Walking or jogging with them, playing fetch, having them play with toys, swimming with them, and agility classes are some of the fun pet exercise options suggested by The Early Show's resident veterinarian, Dr. Debbye Turner.
She points out that obesity isn't only a serious problem among humans -- it's a big one in the pet population, as well, and can shorten their lives by causing or worsening joint disease, liver disease, and diabetes.
Always consult with your veterinarian before starting your pet on any exercise program, Turner stressed.
Start slowly, also as people should; your pet should ease into exercise. Humans can't run a marathon the first time we go for a jog; nor can pets. Start with just 10-15 minutes of light activity, such as moderately-paced walking. Take cues from your dog. If he starts excessively panting, lying down, etc., then give her some rest. Slowly build up to 30 minutes, 3 times a week. For very athletic breeds, you can increase that to an hour a session.
An alternative to walking or running is vigorous play with your pet. For dogs, a good game of fetch will provide plenty of exercise. Cats have a natural prey instinct, so they love chasing and hunting. Using a feather on a string or a laser pointer will keep your kitty batting, swatting, and getting a good workout.
Swimming is an excellent form of exercise for medium-size and big dogs. It's no-impact, so isn't harmful to their joints. This is particularly good for older dogs, and dogs suffering from arthritis or other joint diseases.
Enrolling pets in an obedience or agility class can provide great exercise for both your pet -- and you! And, if you have the time and space in a fenced-in yard, you can teach your dog some agility moves yourself with the right equipment.
You can even put a pet on a treadmill!
Turner notes that you should provide plenty of fresh water before, during, and after the workout.
Be especially careful when exercising pets with "flat faces," such as pugs, bulldogs, Boston terriers, and Persian cats. They're particularly susceptible to respiratory distress. Also, be careful with dogs that have long bodies and short legs, like dachshunds. Some toy breeds aren't suitable for strenuous exercise. And don't over-do it with young puppies.
Conversely, be very careful when exercising an old pet. They just can't take the physical demand like a young one can.
Turner also raised a caution flag about exercising your pet outside during the heat of the day. Take him or her out early in the morning or late in the evening, to avoid heat stress and over-exhaustion. Also avoid going outside when the humidity is high. Dogs don't sweat like humans, so they aren't efficient at eliminating excess heat. Also, avoid running on pavement or hard surfaces during hot weather. Those surfaces get very hot and can burn your dog's foot pads. Plus, gravel surfaces can be uncomfortable for your dog.

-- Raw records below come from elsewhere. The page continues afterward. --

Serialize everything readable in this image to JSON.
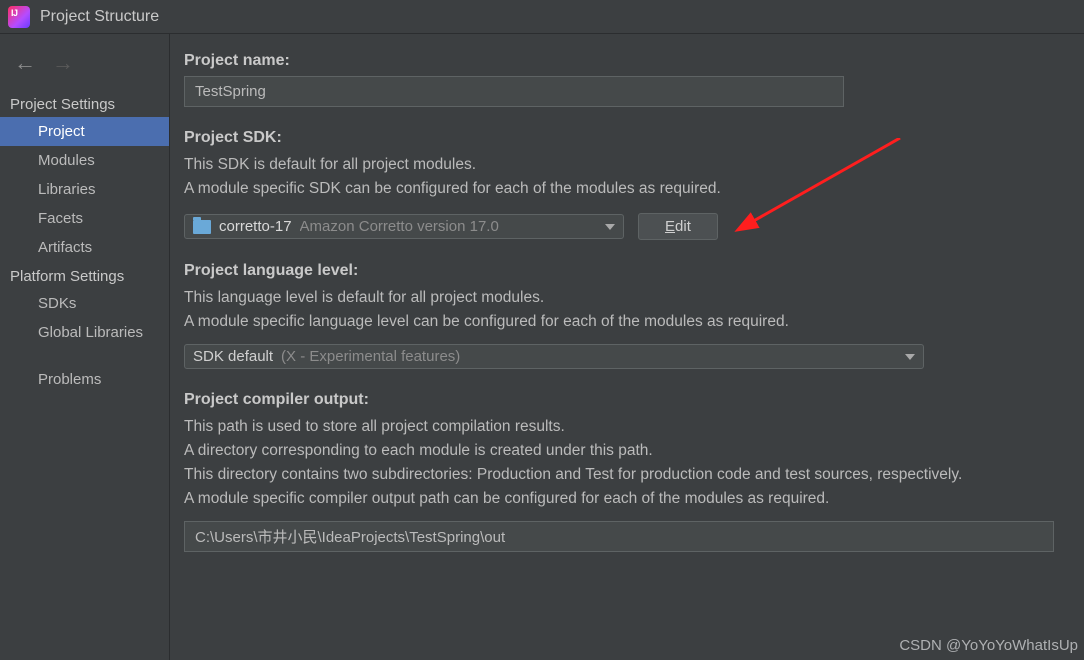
{
  "window": {
    "title": "Project Structure"
  },
  "sidebar": {
    "sections": [
      {
        "header": "Project Settings",
        "items": [
          {
            "label": "Project",
            "selected": true
          },
          {
            "label": "Modules",
            "selected": false
          },
          {
            "label": "Libraries",
            "selected": false
          },
          {
            "label": "Facets",
            "selected": false
          },
          {
            "label": "Artifacts",
            "selected": false
          }
        ]
      },
      {
        "header": "Platform Settings",
        "items": [
          {
            "label": "SDKs",
            "selected": false
          },
          {
            "label": "Global Libraries",
            "selected": false
          }
        ]
      },
      {
        "header": null,
        "items": [
          {
            "label": "Problems",
            "selected": false
          }
        ]
      }
    ]
  },
  "project": {
    "name_label": "Project name:",
    "name_value": "TestSpring",
    "sdk_label": "Project SDK:",
    "sdk_desc1": "This SDK is default for all project modules.",
    "sdk_desc2": "A module specific SDK can be configured for each of the modules as required.",
    "sdk_name": "corretto-17",
    "sdk_version": "Amazon Corretto version 17.0",
    "edit_label": "Edit",
    "edit_hotkey": "E",
    "edit_suffix": "dit",
    "lang_label": "Project language level:",
    "lang_desc1": "This language level is default for all project modules.",
    "lang_desc2": "A module specific language level can be configured for each of the modules as required.",
    "lang_value_prefix": "SDK default",
    "lang_value_suffix": " (X - Experimental features)",
    "compiler_label": "Project compiler output:",
    "compiler_desc1": "This path is used to store all project compilation results.",
    "compiler_desc2": "A directory corresponding to each module is created under this path.",
    "compiler_desc3": "This directory contains two subdirectories: Production and Test for production code and test sources, respectively.",
    "compiler_desc4": "A module specific compiler output path can be configured for each of the modules as required.",
    "compiler_path": "C:\\Users\\市井小民\\IdeaProjects\\TestSpring\\out"
  },
  "watermark": "CSDN @YoYoYoWhatIsUp"
}
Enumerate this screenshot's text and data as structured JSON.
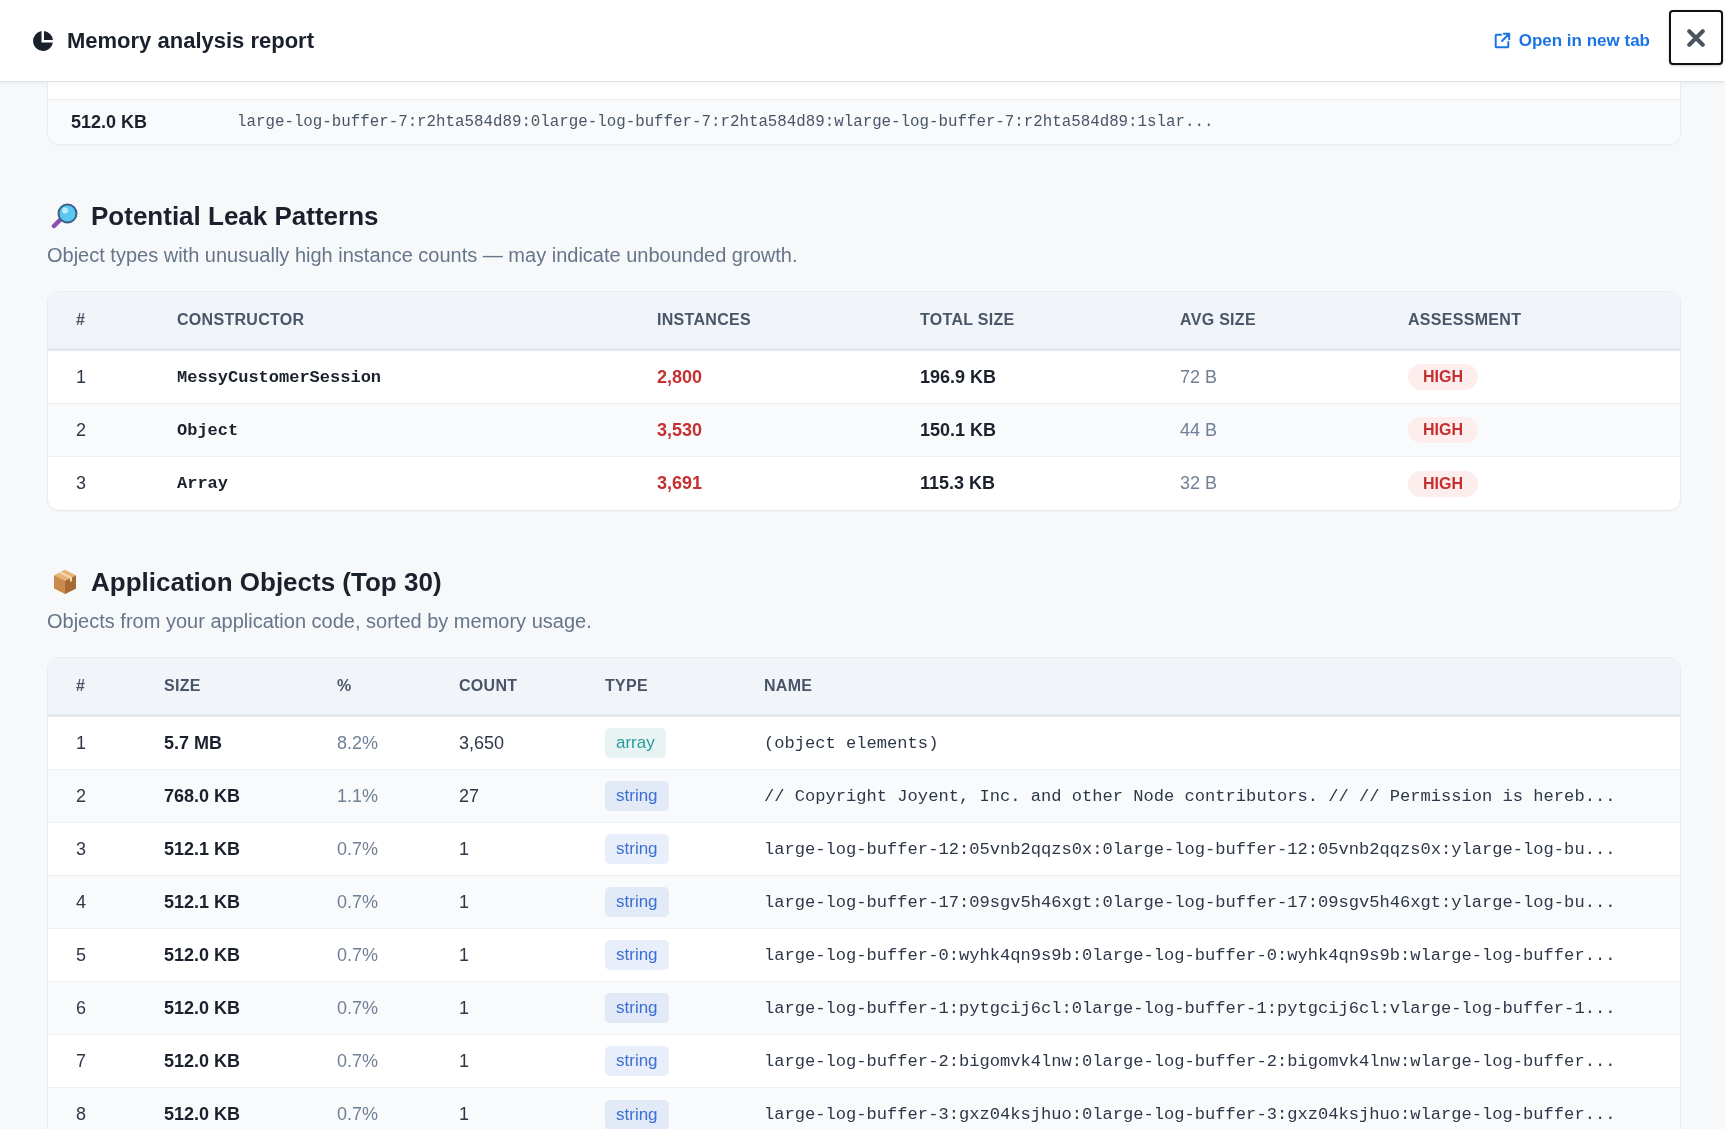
{
  "header": {
    "title": "Memory analysis report",
    "open_link": "Open in new tab"
  },
  "top_table": {
    "rows": [
      {
        "size": "512.0 KB",
        "name": "large-log-buffer-7:r2hta584d89:0large-log-buffer-7:r2hta584d89:wlarge-log-buffer-7:r2hta584d89:1slar..."
      }
    ]
  },
  "leak_section": {
    "title": "Potential Leak Patterns",
    "description": "Object types with unusually high instance counts — may indicate unbounded growth.",
    "table": {
      "columns": [
        "#",
        "CONSTRUCTOR",
        "INSTANCES",
        "TOTAL SIZE",
        "AVG SIZE",
        "ASSESSMENT"
      ],
      "rows": [
        {
          "index": "1",
          "constructor": "MessyCustomerSession",
          "instances": "2,800",
          "total_size": "196.9 KB",
          "avg_size": "72 B",
          "assessment": "HIGH"
        },
        {
          "index": "2",
          "constructor": "Object",
          "instances": "3,530",
          "total_size": "150.1 KB",
          "avg_size": "44 B",
          "assessment": "HIGH"
        },
        {
          "index": "3",
          "constructor": "Array",
          "instances": "3,691",
          "total_size": "115.3 KB",
          "avg_size": "32 B",
          "assessment": "HIGH"
        }
      ]
    }
  },
  "app_section": {
    "title": "Application Objects (Top 30)",
    "description": "Objects from your application code, sorted by memory usage.",
    "table": {
      "columns": [
        "#",
        "SIZE",
        "%",
        "COUNT",
        "TYPE",
        "NAME"
      ],
      "rows": [
        {
          "index": "1",
          "size": "5.7 MB",
          "percent": "8.2%",
          "count": "3,650",
          "type": "array",
          "color": "#2a9a9a",
          "name": "(object elements)"
        },
        {
          "index": "2",
          "size": "768.0 KB",
          "percent": "1.1%",
          "count": "27",
          "type": "string",
          "color": "#3b6fd6",
          "name": "// Copyright Joyent, Inc. and other Node contributors. // // Permission is hereb..."
        },
        {
          "index": "3",
          "size": "512.1 KB",
          "percent": "0.7%",
          "count": "1",
          "type": "string",
          "color": "#3b6fd6",
          "name": "large-log-buffer-12:05vnb2qqzs0x:0large-log-buffer-12:05vnb2qqzs0x:ylarge-log-bu..."
        },
        {
          "index": "4",
          "size": "512.1 KB",
          "percent": "0.7%",
          "count": "1",
          "type": "string",
          "color": "#3b6fd6",
          "name": "large-log-buffer-17:09sgv5h46xgt:0large-log-buffer-17:09sgv5h46xgt:ylarge-log-bu..."
        },
        {
          "index": "5",
          "size": "512.0 KB",
          "percent": "0.7%",
          "count": "1",
          "type": "string",
          "color": "#3b6fd6",
          "name": "large-log-buffer-0:wyhk4qn9s9b:0large-log-buffer-0:wyhk4qn9s9b:wlarge-log-buffer..."
        },
        {
          "index": "6",
          "size": "512.0 KB",
          "percent": "0.7%",
          "count": "1",
          "type": "string",
          "color": "#3b6fd6",
          "name": "large-log-buffer-1:pytgcij6cl:0large-log-buffer-1:pytgcij6cl:vlarge-log-buffer-1..."
        },
        {
          "index": "7",
          "size": "512.0 KB",
          "percent": "0.7%",
          "count": "1",
          "type": "string",
          "color": "#3b6fd6",
          "name": "large-log-buffer-2:bigomvk4lnw:0large-log-buffer-2:bigomvk4lnw:wlarge-log-buffer..."
        },
        {
          "index": "8",
          "size": "512.0 KB",
          "percent": "0.7%",
          "count": "1",
          "type": "string",
          "color": "#3b6fd6",
          "name": "large-log-buffer-3:gxz04ksjhuo:0large-log-buffer-3:gxz04ksjhuo:wlarge-log-buffer..."
        }
      ]
    }
  }
}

The dogs and cats on the Early Show set, and many, many others are available for adoption from Bideawee. For details, visit Bideawee.org.